__RECORDS PROVIDED__.
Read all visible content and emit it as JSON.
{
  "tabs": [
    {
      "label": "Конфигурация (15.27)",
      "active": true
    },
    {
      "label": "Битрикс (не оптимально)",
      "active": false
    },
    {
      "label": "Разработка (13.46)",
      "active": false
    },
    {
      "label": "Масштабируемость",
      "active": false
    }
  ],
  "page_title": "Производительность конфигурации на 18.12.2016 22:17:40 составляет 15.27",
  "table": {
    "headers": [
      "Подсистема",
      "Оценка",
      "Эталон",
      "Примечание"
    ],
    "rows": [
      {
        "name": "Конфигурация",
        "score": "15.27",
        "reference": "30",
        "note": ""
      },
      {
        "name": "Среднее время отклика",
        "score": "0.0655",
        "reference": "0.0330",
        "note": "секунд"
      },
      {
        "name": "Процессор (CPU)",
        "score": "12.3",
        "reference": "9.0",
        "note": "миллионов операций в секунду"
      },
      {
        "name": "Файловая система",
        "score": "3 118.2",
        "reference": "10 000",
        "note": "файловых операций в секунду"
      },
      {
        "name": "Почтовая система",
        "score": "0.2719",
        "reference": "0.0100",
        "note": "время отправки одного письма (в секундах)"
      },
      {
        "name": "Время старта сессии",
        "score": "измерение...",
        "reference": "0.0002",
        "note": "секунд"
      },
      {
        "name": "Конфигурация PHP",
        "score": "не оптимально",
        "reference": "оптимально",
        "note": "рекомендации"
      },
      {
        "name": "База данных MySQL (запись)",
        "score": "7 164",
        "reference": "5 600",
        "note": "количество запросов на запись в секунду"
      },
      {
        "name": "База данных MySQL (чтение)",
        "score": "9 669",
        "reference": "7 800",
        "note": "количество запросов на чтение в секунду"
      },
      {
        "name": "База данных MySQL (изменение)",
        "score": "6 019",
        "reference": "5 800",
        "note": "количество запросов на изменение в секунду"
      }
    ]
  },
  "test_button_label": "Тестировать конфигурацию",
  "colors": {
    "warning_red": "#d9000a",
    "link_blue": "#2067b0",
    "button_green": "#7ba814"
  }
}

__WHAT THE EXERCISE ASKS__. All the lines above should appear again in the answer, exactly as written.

__EXERCISE OUTPUT__.
Read all visible content and emit it as JSON.
{
  "tabs": [
    {
      "label": "Конфигурация (15.27)",
      "active": true
    },
    {
      "label": "Битрикс (не оптимально)",
      "active": false
    },
    {
      "label": "Разработка (13.46)",
      "active": false
    },
    {
      "label": "Масштабируемость",
      "active": false
    }
  ],
  "page_title": "Производительность конфигурации на 18.12.2016 22:17:40 составляет 15.27",
  "table": {
    "headers": [
      "Подсистема",
      "Оценка",
      "Эталон",
      "Примечание"
    ],
    "rows": [
      {
        "name": "Конфигурация",
        "score": "15.27",
        "reference": "30",
        "note": ""
      },
      {
        "name": "Среднее время отклика",
        "score": "0.0655",
        "reference": "0.0330",
        "note": "секунд"
      },
      {
        "name": "Процессор (CPU)",
        "score": "12.3",
        "reference": "9.0",
        "note": "миллионов операций в секунду"
      },
      {
        "name": "Файловая система",
        "score": "3 118.2",
        "reference": "10 000",
        "note": "файловых операций в секунду"
      },
      {
        "name": "Почтовая система",
        "score": "0.2719",
        "reference": "0.0100",
        "note": "время отправки одного письма (в секундах)"
      },
      {
        "name": "Время старта сессии",
        "score": "измерение...",
        "reference": "0.0002",
        "note": "секунд"
      },
      {
        "name": "Конфигурация PHP",
        "score": "не оптимально",
        "reference": "оптимально",
        "note": "рекомендации"
      },
      {
        "name": "База данных MySQL (запись)",
        "score": "7 164",
        "reference": "5 600",
        "note": "количество запросов на запись в секунду"
      },
      {
        "name": "База данных MySQL (чтение)",
        "score": "9 669",
        "reference": "7 800",
        "note": "количество запросов на чтение в секунду"
      },
      {
        "name": "База данных MySQL (изменение)",
        "score": "6 019",
        "reference": "5 800",
        "note": "количество запросов на изменение в секунду"
      }
    ]
  },
  "test_button_label": "Тестировать конфигурацию",
  "colors": {
    "warning_red": "#d9000a",
    "link_blue": "#2067b0",
    "button_green": "#7ba814"
  }
}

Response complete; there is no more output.